■ Data excerpts ■
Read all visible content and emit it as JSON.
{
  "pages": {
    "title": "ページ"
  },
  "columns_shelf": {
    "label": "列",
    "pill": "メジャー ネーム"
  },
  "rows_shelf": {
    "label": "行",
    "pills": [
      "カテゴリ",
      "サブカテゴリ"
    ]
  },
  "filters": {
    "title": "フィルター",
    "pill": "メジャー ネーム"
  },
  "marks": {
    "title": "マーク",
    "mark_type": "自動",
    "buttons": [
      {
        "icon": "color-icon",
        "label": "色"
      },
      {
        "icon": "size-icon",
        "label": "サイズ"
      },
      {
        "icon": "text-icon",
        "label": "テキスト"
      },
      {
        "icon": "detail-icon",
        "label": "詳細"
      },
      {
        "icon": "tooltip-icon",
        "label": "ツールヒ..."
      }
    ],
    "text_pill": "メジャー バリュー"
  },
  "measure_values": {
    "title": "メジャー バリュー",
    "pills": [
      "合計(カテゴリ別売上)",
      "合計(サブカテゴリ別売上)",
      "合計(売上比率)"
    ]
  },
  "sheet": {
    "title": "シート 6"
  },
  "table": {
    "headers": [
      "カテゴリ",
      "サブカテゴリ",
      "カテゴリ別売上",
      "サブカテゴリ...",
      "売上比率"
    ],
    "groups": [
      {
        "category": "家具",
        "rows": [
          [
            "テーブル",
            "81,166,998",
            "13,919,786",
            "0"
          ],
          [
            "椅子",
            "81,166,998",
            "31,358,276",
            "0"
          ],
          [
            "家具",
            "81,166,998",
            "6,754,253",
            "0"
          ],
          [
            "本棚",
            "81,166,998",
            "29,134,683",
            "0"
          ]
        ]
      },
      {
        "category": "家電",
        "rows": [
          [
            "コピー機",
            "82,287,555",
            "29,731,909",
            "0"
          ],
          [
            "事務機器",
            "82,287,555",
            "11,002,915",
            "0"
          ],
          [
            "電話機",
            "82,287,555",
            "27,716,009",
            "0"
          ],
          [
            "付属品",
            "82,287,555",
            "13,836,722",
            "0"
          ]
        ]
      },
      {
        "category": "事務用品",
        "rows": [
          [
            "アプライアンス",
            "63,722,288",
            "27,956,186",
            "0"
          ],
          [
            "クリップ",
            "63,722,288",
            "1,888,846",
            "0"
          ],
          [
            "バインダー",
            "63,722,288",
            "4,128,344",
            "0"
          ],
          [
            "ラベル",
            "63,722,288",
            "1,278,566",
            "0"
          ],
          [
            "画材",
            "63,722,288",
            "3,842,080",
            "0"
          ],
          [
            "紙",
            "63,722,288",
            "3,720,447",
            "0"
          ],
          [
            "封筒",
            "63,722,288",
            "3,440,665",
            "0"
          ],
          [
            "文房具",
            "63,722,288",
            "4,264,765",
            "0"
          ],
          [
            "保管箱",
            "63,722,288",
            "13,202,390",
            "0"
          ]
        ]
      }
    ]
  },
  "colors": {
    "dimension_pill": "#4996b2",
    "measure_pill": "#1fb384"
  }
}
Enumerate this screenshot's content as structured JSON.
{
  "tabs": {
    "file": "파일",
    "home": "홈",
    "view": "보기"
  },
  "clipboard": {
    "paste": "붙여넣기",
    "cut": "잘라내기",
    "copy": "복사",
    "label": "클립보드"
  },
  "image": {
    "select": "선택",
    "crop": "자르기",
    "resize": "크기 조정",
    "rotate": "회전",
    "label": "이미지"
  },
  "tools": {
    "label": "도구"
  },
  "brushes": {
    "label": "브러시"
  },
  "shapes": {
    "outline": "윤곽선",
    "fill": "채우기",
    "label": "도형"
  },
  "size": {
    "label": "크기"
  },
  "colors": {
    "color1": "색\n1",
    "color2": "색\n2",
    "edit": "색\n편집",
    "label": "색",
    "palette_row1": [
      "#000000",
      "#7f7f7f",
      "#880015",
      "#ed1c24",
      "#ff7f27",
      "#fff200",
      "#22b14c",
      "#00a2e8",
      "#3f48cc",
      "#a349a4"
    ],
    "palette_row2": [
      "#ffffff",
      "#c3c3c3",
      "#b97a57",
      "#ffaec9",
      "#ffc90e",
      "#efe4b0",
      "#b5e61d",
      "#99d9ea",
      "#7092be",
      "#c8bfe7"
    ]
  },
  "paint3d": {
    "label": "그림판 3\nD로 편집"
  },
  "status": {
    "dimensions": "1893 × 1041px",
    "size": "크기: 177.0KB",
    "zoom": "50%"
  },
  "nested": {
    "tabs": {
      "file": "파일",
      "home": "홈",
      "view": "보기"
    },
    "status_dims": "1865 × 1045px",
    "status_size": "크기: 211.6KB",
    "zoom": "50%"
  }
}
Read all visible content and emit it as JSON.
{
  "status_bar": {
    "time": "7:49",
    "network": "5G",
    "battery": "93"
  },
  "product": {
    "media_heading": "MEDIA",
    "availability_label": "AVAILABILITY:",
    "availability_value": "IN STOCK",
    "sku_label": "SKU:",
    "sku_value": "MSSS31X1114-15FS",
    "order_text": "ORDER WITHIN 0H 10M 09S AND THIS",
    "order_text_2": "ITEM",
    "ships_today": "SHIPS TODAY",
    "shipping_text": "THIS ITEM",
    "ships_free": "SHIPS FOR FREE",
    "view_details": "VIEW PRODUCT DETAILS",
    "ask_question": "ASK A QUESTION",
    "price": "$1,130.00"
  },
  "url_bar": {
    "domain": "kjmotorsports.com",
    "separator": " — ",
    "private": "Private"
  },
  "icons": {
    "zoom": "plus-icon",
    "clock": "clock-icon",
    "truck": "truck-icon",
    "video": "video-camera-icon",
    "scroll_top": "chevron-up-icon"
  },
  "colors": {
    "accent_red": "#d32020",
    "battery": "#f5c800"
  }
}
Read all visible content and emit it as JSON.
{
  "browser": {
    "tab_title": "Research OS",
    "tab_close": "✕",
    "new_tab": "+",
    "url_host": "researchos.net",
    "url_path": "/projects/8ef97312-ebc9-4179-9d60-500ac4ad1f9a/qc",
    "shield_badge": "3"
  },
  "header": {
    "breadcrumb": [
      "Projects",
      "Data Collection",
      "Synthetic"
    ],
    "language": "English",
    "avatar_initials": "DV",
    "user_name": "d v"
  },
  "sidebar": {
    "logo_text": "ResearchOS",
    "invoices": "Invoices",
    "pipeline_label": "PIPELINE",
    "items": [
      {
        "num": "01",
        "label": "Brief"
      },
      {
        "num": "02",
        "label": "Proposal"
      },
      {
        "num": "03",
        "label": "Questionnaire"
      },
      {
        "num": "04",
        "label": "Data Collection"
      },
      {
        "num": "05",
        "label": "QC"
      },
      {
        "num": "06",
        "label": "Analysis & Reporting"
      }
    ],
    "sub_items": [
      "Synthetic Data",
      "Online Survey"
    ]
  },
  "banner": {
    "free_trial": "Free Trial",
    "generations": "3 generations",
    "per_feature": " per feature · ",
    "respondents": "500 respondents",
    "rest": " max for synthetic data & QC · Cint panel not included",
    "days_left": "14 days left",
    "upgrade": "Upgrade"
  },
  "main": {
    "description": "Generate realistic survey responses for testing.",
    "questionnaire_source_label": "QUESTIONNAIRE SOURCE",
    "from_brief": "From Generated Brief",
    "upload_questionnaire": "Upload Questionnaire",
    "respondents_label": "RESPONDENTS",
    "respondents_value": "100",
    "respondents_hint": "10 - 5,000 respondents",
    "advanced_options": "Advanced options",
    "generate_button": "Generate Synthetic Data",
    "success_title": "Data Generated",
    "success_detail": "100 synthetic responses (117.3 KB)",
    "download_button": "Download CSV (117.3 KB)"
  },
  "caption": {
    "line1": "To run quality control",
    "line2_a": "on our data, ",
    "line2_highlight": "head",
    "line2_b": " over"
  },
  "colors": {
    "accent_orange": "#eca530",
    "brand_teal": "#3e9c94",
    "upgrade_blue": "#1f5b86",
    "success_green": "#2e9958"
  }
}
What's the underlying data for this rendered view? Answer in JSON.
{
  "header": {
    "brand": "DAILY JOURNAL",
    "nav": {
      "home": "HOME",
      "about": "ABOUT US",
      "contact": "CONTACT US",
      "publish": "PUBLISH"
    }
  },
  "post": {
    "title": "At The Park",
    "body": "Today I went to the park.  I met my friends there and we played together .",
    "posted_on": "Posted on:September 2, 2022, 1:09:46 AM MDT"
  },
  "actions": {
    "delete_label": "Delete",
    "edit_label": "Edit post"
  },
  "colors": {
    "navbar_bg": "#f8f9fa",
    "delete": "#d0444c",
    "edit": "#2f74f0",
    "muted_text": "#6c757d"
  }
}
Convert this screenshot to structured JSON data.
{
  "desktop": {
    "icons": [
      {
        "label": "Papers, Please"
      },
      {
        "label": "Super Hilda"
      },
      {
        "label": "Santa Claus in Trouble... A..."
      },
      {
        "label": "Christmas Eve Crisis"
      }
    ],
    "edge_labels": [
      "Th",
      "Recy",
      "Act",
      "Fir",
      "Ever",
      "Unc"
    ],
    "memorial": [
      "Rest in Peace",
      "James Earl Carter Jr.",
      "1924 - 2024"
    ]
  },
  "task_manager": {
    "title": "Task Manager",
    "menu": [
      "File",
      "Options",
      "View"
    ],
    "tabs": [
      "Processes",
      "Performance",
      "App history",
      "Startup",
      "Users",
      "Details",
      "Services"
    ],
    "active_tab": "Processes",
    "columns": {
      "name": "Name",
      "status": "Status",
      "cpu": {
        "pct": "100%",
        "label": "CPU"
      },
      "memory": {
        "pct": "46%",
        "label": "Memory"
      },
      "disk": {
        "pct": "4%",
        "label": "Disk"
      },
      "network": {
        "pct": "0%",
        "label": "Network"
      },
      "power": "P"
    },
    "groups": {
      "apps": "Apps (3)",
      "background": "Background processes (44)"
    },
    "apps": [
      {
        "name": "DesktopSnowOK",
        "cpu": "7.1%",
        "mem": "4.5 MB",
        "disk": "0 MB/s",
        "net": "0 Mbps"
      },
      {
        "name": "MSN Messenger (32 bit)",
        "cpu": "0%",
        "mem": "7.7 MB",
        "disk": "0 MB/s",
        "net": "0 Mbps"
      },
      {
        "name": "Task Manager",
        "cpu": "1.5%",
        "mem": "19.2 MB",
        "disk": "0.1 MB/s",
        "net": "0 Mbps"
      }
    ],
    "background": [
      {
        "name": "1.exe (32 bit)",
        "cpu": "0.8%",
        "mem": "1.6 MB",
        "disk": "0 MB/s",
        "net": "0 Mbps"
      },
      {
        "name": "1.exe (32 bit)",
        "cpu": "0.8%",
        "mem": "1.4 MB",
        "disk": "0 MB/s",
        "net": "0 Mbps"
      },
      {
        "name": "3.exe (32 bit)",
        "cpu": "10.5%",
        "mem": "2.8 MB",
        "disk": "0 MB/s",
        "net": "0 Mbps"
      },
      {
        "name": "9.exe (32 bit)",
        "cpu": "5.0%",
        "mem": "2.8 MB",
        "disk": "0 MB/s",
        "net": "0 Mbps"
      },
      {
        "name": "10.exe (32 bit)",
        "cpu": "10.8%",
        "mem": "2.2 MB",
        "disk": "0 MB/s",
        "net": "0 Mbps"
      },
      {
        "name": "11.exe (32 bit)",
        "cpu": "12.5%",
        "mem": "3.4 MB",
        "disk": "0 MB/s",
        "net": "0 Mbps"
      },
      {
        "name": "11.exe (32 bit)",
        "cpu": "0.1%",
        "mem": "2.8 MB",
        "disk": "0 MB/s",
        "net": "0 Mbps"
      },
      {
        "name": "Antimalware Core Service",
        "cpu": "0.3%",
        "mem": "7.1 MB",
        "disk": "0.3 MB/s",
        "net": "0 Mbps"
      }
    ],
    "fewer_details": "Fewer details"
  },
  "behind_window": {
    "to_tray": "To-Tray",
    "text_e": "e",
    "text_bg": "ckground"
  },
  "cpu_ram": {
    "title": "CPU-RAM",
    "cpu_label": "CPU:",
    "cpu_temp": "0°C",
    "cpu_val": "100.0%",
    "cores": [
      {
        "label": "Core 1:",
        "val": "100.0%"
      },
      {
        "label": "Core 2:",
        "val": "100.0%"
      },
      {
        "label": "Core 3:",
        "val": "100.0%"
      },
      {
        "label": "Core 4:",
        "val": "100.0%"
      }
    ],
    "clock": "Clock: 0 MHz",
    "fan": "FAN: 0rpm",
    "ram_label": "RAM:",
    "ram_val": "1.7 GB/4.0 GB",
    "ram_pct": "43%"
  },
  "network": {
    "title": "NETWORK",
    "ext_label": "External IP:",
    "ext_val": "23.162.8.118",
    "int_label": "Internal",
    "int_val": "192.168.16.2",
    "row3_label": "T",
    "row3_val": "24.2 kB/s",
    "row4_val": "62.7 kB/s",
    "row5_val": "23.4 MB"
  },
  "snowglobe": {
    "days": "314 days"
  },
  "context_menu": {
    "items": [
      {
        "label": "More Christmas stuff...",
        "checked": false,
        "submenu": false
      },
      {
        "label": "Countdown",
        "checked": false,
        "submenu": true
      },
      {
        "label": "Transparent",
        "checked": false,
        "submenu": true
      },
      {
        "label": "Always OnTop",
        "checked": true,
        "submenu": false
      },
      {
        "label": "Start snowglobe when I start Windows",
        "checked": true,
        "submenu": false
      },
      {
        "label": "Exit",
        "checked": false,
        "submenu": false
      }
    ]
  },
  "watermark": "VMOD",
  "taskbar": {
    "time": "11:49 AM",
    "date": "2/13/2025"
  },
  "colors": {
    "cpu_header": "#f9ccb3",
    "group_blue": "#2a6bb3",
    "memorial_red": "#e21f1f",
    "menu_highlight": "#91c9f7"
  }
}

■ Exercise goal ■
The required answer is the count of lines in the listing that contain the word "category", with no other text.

■ Reply ■
3